Nepali American Sarahana wins the primary in AD-103, beating a 23-year incumbent

A first-generation Nepali American immigrant Sarahana Shrestha has won her race in a primary election for the party line in the 103rd New York state Assembly district.  She is the first Nepali American to win a primary election for the New York state Assembly.

She scored a major upset over 13-term incumbent Kevin A. Cahill. She had garnered 7,702 votes to Cahill’s 7,173, according to the state Board of Elections.

She has spoken out on the issues of climate change and economic and social justice.  She has supported progressive agendas such as the New York Health Act, the Good Cause Eviction, and the Green New Deal. The Hudson Valley Chapter of the Democratic Socialists and a group called ‘For the Many’ supported Shrestha’s candidacy.

Alexandria Ocasio Cortez, a prominent US lawmaker had endorsed her candidacy. Likewise, Cynthia Nixon, a well-known American artist and rights activist, had also endorsed her candidacy.

Shrestha is also a member of the Democratic Socialist Party in the United States and co-chair of the Ulster County for the Mid Hudson Valley Chapter of the Democratic Socialist Party.
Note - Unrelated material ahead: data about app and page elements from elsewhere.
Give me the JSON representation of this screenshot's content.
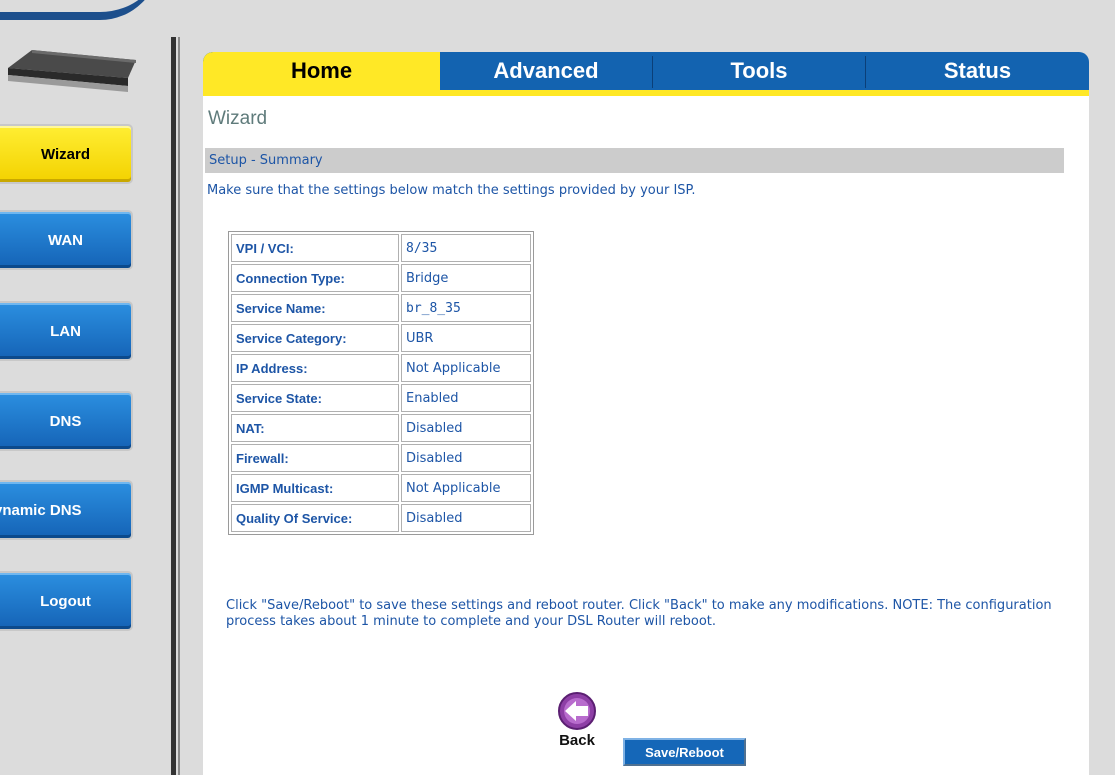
{
  "sidebar": {
    "items": [
      {
        "label": "Wizard",
        "active": true
      },
      {
        "label": "WAN"
      },
      {
        "label": "LAN"
      },
      {
        "label": "DNS"
      },
      {
        "label": "ynamic DNS"
      },
      {
        "label": "Logout"
      }
    ]
  },
  "tabs": [
    {
      "label": "Home",
      "active": true
    },
    {
      "label": "Advanced"
    },
    {
      "label": "Tools"
    },
    {
      "label": "Status"
    }
  ],
  "page": {
    "title": "Wizard",
    "section": "Setup - Summary",
    "intro": "Make sure that the settings below match the settings provided by your ISP."
  },
  "summary": {
    "rows": [
      {
        "key": "VPI / VCI:",
        "value": "8/35"
      },
      {
        "key": "Connection Type:",
        "value": "Bridge"
      },
      {
        "key": "Service Name:",
        "value": "br_8_35"
      },
      {
        "key": "Service Category:",
        "value": "UBR"
      },
      {
        "key": "IP Address:",
        "value": "Not Applicable"
      },
      {
        "key": "Service State:",
        "value": "Enabled"
      },
      {
        "key": "NAT:",
        "value": "Disabled"
      },
      {
        "key": "Firewall:",
        "value": "Disabled"
      },
      {
        "key": "IGMP Multicast:",
        "value": "Not Applicable"
      },
      {
        "key": "Quality Of Service:",
        "value": "Disabled"
      }
    ]
  },
  "note": "Click \"Save/Reboot\" to save these settings and reboot router. Click \"Back\" to make any modifications. NOTE: The configuration process takes about 1 minute to complete and your DSL Router will reboot.",
  "buttons": {
    "back": "Back",
    "save": "Save/Reboot"
  },
  "icons": {
    "back": "back-arrow-icon",
    "router": "router-icon"
  },
  "colors": {
    "tab_blue": "#1363b0",
    "tab_active": "#ffe826",
    "link_text": "#1d55a6",
    "sidebar_button": "#1d74cc",
    "sidebar_active": "#f7dc0d"
  }
}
She is also the leader of Coalition Public Power New York, which works to promote clean, renewable, affordable, and accessible electricity supplies.

In the New York State Assembly, each member represents approximately 130,000 residents. The term of the New York State assembly member is two years. In 2020, the Democratic primary was canceled and Kevin Cahill won the election with 51,234 votes.

Kevin had been consistently winning elections from District 103 since 2012. Prior to that, he had won from District 101 from 1998 to 2010. He had previously won the New York State Assembly from the same constituency in 1992.

“My decision to run for this office, specifically the office of the State Assembly in District 103, has always been about using every tool we’ve got, whether it’s a state office in a progressive district like ours, or conversations around the dinner table, to protect and strengthen our democracy,” Shrestha said in a statement. “To make it work for the ordinary New Yorker. Because we can no longer afford to stay lukewarm in our advocacy of issues that are affecting us. We need to step up and lead.”

“This is just the beginning,’ she added. “Next, we must build on our common ground and bring people into the right direction we need not just for the Hudson Valley, and not just for New York, but for the whole country.”

Shresta came to New York in 2001 to study as an excellent graphic designer and also advocated for democracy in Nepal. Due to the political articles published in the online literature journal run by her, the then monarchy even banned her online in Nepal. She became a U.S. citizen in 2019. She is currently a resident of Esopus.

Lately, the participation of Nepali Americans in mainstream American politics has been increasing. Harry Bhandari, a Nepali-American Maryland Delegate, has succeeded in reaching the highest position elected by the people.

Nearly 60,000 Nepalis across the United States have obtained US citizenship, according to the US Department of Homeland Security. About 15 percent of them are living in New York.

Nepali Americans, despite being a minority community, have been actively participating in US elections. The interest and participation of Nepali Americans in mainstream American politics have been growing in recent years. Nepali Americans have not only started running in the election but have also started making history by winning the election.